SCA shares hit record low amid weak ad market & coronavirus
Southen Cross Austereo shares plunged 12.5% to $0.49 at market close on Thursday, marking the media company’s lowest result on record.
It’s not a complete surprise though, the Australian share market fell 8% after Donald Trump announced a ban on travellers from Europe in response to the spread of coronavirus.
Competitor HT&E, who own and operate Australian Radio Network, had a lift of 1.4% in its share price Thursday to close at $1.45.
Nine Radio, the new owners of Australia’s big talk radio network, also took a beating. Nine‘s shares were down 6.87% to $1.22 at close.
The ASX 200 index lost more than $100 billion at the low point of today’s sell-off, attributable in part to the World Health Organisation declaring the COVID-19 virus a “pandemic”.
In fact, the ABC reports that it was the worst one-day fall since the collapse of investment bank Lehman Brothers in October 2008.
Recent bushfires, the worsening spread of the coronavirus and an already weak advertising market have put a significant strain on the media industry.

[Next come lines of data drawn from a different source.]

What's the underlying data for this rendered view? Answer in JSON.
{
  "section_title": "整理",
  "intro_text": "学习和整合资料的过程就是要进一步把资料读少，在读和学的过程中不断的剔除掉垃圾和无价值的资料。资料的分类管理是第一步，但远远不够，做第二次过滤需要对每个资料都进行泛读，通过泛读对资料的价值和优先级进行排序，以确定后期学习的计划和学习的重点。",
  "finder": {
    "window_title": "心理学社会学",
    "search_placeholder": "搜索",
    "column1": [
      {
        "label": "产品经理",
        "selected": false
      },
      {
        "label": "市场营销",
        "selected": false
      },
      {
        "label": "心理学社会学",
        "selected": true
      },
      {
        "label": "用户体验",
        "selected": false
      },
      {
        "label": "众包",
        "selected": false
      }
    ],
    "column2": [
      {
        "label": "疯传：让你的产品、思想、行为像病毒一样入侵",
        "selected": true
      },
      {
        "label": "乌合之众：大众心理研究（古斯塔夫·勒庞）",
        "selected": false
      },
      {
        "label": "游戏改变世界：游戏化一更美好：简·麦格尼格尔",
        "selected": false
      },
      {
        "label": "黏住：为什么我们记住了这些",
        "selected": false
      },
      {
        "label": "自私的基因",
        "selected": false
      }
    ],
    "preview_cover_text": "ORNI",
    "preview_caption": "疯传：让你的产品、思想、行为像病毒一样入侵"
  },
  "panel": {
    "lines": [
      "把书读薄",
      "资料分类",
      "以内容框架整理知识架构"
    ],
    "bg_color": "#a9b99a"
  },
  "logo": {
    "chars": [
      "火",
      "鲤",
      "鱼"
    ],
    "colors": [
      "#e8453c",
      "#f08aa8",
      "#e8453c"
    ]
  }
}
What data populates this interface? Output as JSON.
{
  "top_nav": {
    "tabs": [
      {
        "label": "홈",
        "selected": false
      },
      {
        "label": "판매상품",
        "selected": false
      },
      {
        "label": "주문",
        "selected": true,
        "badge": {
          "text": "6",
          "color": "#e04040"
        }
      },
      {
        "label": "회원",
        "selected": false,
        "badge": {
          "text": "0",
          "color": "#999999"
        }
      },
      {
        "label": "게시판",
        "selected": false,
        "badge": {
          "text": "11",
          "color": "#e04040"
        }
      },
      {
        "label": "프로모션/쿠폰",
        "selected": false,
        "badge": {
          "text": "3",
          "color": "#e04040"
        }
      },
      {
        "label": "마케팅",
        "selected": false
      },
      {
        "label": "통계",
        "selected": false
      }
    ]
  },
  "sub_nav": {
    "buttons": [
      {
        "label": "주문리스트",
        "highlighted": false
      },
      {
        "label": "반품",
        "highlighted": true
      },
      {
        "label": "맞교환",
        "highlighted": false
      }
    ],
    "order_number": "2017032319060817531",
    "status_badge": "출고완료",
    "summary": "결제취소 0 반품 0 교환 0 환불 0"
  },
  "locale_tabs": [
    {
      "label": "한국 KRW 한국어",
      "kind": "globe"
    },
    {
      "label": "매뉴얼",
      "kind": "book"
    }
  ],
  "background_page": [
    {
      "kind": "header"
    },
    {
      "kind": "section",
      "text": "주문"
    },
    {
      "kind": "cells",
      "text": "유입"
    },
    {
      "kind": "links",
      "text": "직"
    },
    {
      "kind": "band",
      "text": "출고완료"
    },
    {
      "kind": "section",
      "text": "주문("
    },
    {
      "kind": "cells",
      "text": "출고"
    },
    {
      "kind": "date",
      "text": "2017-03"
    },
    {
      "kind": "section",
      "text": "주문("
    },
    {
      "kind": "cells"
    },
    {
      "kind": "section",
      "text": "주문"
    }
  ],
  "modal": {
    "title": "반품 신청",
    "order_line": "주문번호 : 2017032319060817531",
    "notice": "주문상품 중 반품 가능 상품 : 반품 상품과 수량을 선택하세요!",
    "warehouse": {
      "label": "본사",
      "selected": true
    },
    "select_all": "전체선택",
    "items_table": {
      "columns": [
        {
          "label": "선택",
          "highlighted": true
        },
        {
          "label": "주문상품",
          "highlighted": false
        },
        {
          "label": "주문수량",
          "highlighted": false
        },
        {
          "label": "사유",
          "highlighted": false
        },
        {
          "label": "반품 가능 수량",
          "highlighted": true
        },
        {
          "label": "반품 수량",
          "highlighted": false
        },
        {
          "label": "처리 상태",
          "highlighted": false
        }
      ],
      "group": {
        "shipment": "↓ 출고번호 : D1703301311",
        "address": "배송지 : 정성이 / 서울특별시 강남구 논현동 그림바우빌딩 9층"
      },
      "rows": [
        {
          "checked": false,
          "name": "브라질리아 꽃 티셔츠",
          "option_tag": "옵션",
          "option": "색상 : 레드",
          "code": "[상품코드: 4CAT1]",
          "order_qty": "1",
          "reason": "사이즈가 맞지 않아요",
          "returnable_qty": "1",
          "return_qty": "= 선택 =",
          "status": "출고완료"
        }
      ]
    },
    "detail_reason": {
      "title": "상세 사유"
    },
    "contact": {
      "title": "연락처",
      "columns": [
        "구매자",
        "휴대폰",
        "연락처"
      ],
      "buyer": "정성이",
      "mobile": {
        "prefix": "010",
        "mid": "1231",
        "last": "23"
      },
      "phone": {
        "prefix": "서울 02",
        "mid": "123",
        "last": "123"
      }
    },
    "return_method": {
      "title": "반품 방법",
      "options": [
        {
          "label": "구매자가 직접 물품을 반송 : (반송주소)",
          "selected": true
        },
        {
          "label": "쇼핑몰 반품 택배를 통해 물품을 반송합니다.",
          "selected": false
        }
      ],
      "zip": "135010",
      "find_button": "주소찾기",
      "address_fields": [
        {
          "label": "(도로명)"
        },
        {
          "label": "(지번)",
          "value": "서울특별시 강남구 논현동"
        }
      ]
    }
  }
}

Scott Morrison this morning announced a stimulus package to keep the economy running, but its impact on the health of media companies is expected to be minimal.
SCA chief executive Grant Blackley (pictured) remained optimistic when talking to investors after releasing mid-year financials last month.
“While advertising market conditions have been difficult, SCA continues to find opportunities to outperform the market,” said Blackley.
“We will ensure our core business is resilient, effective and efficient at delivering compelling content for our audiences and demonstrable positive returns for our advertisers and other business partners.”
After a major cost-cutting spree, Blackley expects SCA to save between $5 million and $10m this year, with a view to investing in “new digital audio products”.
“We conducted a comprehensive and holistic review of our cost base with the stated aim of reducing our group costs, both now and for the future,” added Blackley.
Shares in most media companies also fell hard on Monday (March 9) when the local market recorded its worst slump since the GFC on the back of tumbling oil prices.
HT&E were down 10% on Monday to $1.35, Nine fell 8.4% to $1.30 and SCA slid 7.6% to $0.55.